Because the early pace of the race was not as fast as Kimball’s crew anticipated, that is when the early pit stop strategy which allowed Kimball to race full throttle while the others attempted to conserve fuel was the path to victory.
“We sort of talked about it, we thought we were probably going to go that way depending on how the other guys ‑‑ what the other guys looked like,” Kimball recalled. “We actually expected the Top‑five or six to run like rabbits, run out hard, and then if they got a yellow, back into a two‑stop strategy. But then when it looked like everyone was trying to make the mileage for a two‑stop race, we thought, all right, we’ve got the pace here. And on the stand I could run with Dixon pretty decently, getting decent mileage, but not good enough.
“So that I that we knew if we could get clean air ‑‑ and I think that’s kind of what they were waiting for on the stand.
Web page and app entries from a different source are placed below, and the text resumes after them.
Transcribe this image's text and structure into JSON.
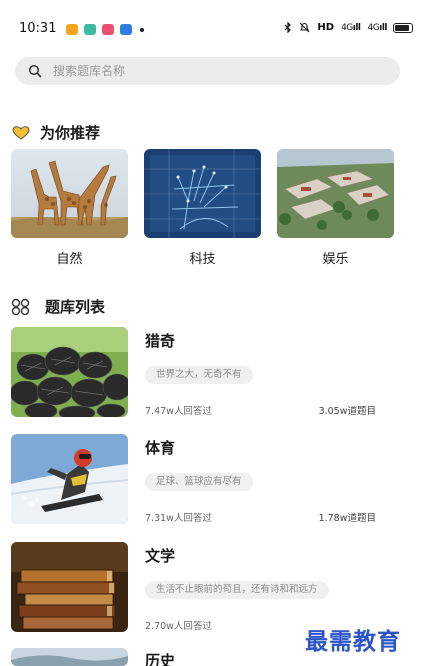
{
  "status_bar": {
    "time": "10:31",
    "indicators": "HD",
    "signal_1": "4G",
    "signal_2": "4G",
    "battery_level": 0.9
  },
  "search": {
    "placeholder": "搜索题库名称"
  },
  "recommend": {
    "title": "为你推荐",
    "items": [
      {
        "label": "自然",
        "image": "giraffes"
      },
      {
        "label": "科技",
        "image": "digital-hand"
      },
      {
        "label": "娱乐",
        "image": "resort-aerial"
      }
    ]
  },
  "library": {
    "title": "题库列表",
    "items": [
      {
        "title": "猎奇",
        "tag": "世界之大，无奇不有",
        "answered": "7.47w人回答过",
        "count": "3.05w道题目",
        "image": "pinecones"
      },
      {
        "title": "体育",
        "tag": "足球、篮球应有尽有",
        "answered": "7.31w人回答过",
        "count": "1.78w道题目",
        "image": "snowboarder"
      },
      {
        "title": "文学",
        "tag": "生活不止眼前的苟且，还有诗和和远方",
        "answered": "2.70w人回答过",
        "count": "",
        "image": "old-books"
      },
      {
        "title": "历史",
        "tag": "",
        "answered": "",
        "count": "",
        "image": "landscape"
      }
    ]
  },
  "watermark": "最需教育",
  "colors": {
    "accent_yellow": "#f2c230",
    "watermark_blue": "#2b55c9"
  }
}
We were not committed to it, until he saw what the guys up front were doing and where that first stop would put us. If it put us in clean air, he was going to commit to it and we were going to get after it.”
In Saturday morning’s practice session, Kimball crashed the car but his team was able to prepare a car that qualified fifth and capable of winning on race day.
Kimball finished 5.533 seconds ahead of Pagenaud and won at an average speed of 117.825 miles per hour. Franchitti finished third to give Honda a Podium Sweep with the top three positions.